(Interface dataset entries)
# # #

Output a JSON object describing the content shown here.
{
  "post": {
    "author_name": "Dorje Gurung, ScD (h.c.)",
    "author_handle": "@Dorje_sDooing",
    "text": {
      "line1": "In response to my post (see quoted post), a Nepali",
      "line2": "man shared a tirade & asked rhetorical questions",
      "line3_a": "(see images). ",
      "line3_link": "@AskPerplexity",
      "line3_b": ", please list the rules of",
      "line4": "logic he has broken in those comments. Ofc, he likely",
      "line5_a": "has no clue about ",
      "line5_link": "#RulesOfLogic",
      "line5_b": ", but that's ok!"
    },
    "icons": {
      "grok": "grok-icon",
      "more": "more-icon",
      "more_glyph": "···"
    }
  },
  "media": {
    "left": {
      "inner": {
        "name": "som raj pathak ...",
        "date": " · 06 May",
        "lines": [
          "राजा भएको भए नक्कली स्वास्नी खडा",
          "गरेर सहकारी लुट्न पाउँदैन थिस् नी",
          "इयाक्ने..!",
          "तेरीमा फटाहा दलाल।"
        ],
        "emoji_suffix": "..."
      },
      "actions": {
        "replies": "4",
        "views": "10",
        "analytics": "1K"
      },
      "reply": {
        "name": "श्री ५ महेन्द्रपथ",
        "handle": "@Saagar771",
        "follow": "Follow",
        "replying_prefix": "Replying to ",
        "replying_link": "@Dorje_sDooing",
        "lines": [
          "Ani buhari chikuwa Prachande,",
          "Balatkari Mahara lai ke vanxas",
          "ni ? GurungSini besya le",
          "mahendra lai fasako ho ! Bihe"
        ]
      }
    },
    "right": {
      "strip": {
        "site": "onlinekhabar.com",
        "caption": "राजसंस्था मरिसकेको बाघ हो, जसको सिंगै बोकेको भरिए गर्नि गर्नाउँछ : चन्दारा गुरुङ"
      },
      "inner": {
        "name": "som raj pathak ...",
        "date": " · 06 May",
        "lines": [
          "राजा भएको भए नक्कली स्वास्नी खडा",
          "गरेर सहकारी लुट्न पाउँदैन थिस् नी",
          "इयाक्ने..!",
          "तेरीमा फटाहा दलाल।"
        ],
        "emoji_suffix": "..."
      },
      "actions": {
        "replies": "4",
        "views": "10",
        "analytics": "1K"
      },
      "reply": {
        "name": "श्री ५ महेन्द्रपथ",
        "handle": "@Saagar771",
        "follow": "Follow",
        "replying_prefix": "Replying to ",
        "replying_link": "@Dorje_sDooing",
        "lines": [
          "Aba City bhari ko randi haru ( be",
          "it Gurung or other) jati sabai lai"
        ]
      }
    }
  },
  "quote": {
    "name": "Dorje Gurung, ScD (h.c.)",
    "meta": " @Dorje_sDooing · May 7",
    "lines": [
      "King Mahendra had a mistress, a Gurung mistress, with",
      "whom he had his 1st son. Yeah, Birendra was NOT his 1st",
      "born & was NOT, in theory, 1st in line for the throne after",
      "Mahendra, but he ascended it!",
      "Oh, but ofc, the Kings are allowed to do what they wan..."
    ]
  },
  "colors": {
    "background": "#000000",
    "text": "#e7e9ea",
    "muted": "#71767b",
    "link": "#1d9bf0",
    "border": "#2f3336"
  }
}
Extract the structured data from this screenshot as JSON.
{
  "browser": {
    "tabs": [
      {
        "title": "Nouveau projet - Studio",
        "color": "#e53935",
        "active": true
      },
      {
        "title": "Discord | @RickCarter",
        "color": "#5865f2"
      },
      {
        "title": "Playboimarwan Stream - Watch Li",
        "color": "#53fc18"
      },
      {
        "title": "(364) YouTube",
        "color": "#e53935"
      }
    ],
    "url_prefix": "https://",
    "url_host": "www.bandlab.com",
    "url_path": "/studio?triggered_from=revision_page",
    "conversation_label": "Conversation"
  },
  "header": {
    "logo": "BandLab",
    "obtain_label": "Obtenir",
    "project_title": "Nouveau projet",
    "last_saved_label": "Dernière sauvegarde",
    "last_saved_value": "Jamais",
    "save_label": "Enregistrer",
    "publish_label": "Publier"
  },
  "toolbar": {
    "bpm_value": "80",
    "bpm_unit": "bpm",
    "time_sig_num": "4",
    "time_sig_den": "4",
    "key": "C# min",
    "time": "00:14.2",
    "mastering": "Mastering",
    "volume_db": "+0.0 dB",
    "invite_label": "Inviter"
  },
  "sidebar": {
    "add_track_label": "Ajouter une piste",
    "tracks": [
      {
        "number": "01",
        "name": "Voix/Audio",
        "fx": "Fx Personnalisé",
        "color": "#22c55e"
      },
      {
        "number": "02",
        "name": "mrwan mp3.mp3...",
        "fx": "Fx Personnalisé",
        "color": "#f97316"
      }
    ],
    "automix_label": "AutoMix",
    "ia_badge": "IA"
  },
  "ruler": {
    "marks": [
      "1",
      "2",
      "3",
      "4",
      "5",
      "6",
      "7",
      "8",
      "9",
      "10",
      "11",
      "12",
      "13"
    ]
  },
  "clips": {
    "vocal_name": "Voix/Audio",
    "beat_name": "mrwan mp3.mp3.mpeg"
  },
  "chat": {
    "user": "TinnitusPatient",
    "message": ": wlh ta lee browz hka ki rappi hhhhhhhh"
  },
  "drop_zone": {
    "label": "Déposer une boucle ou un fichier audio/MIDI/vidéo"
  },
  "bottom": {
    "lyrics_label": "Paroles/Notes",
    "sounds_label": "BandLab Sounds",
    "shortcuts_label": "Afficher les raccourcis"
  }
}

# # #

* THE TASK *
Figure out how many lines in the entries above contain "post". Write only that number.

* OUTPUT OF THE TASK *
2